_ACTIVITY_: Each line of data below must be printed exactly as written, with any pictures removed.

_SOURCE MATERIAL_:
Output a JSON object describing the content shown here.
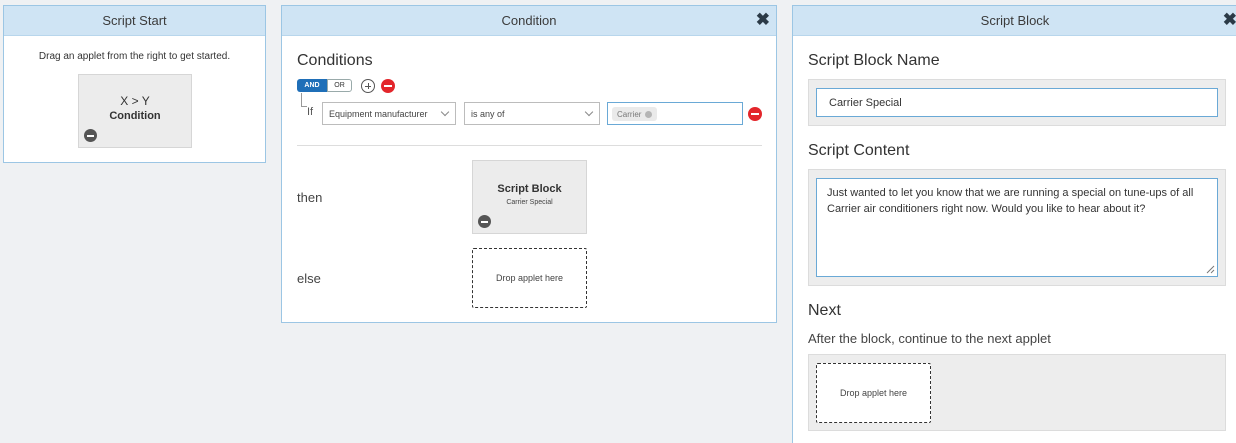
{
  "script_start": {
    "title": "Script Start",
    "hint": "Drag an applet from the right to get started.",
    "applet": {
      "line1": "X > Y",
      "line2": "Condition"
    }
  },
  "condition": {
    "title": "Condition",
    "close_label": "✖",
    "conditions_title": "Conditions",
    "logic_toggle": {
      "and": "AND",
      "or": "OR",
      "selected": "AND"
    },
    "if_label": "If",
    "field_select": "Equipment manufacturer",
    "operator_select": "is any of",
    "value_tags": [
      "Carrier"
    ],
    "then_label": "then",
    "then_applet": {
      "title": "Script Block",
      "subtitle": "Carrier Special"
    },
    "else_label": "else",
    "else_drop": "Drop applet here"
  },
  "script_block": {
    "title": "Script Block",
    "close_label": "✖",
    "name_label": "Script Block Name",
    "name_value": "Carrier Special",
    "content_label": "Script Content",
    "content_value": "Just wanted to let you know that we are running a special on tune-ups of all Carrier air conditioners right now. Would you like to hear about it?",
    "next_label": "Next",
    "next_description": "After the block, continue to the next applet",
    "next_drop": "Drop applet here"
  },
  "colors": {
    "header_bg": "#cfe4f4",
    "accent_blue": "#1f6fb8",
    "remove_red": "#e3262b"
  }
}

_ANSWER TO THE PROBLEM_:
Output a JSON object describing the content shown here.
{
  "script_start": {
    "title": "Script Start",
    "hint": "Drag an applet from the right to get started.",
    "applet": {
      "line1": "X > Y",
      "line2": "Condition"
    }
  },
  "condition": {
    "title": "Condition",
    "close_label": "✖",
    "conditions_title": "Conditions",
    "logic_toggle": {
      "and": "AND",
      "or": "OR",
      "selected": "AND"
    },
    "if_label": "If",
    "field_select": "Equipment manufacturer",
    "operator_select": "is any of",
    "value_tags": [
      "Carrier"
    ],
    "then_label": "then",
    "then_applet": {
      "title": "Script Block",
      "subtitle": "Carrier Special"
    },
    "else_label": "else",
    "else_drop": "Drop applet here"
  },
  "script_block": {
    "title": "Script Block",
    "close_label": "✖",
    "name_label": "Script Block Name",
    "name_value": "Carrier Special",
    "content_label": "Script Content",
    "content_value": "Just wanted to let you know that we are running a special on tune-ups of all Carrier air conditioners right now. Would you like to hear about it?",
    "next_label": "Next",
    "next_description": "After the block, continue to the next applet",
    "next_drop": "Drop applet here"
  },
  "colors": {
    "header_bg": "#cfe4f4",
    "accent_blue": "#1f6fb8",
    "remove_red": "#e3262b"
  }
}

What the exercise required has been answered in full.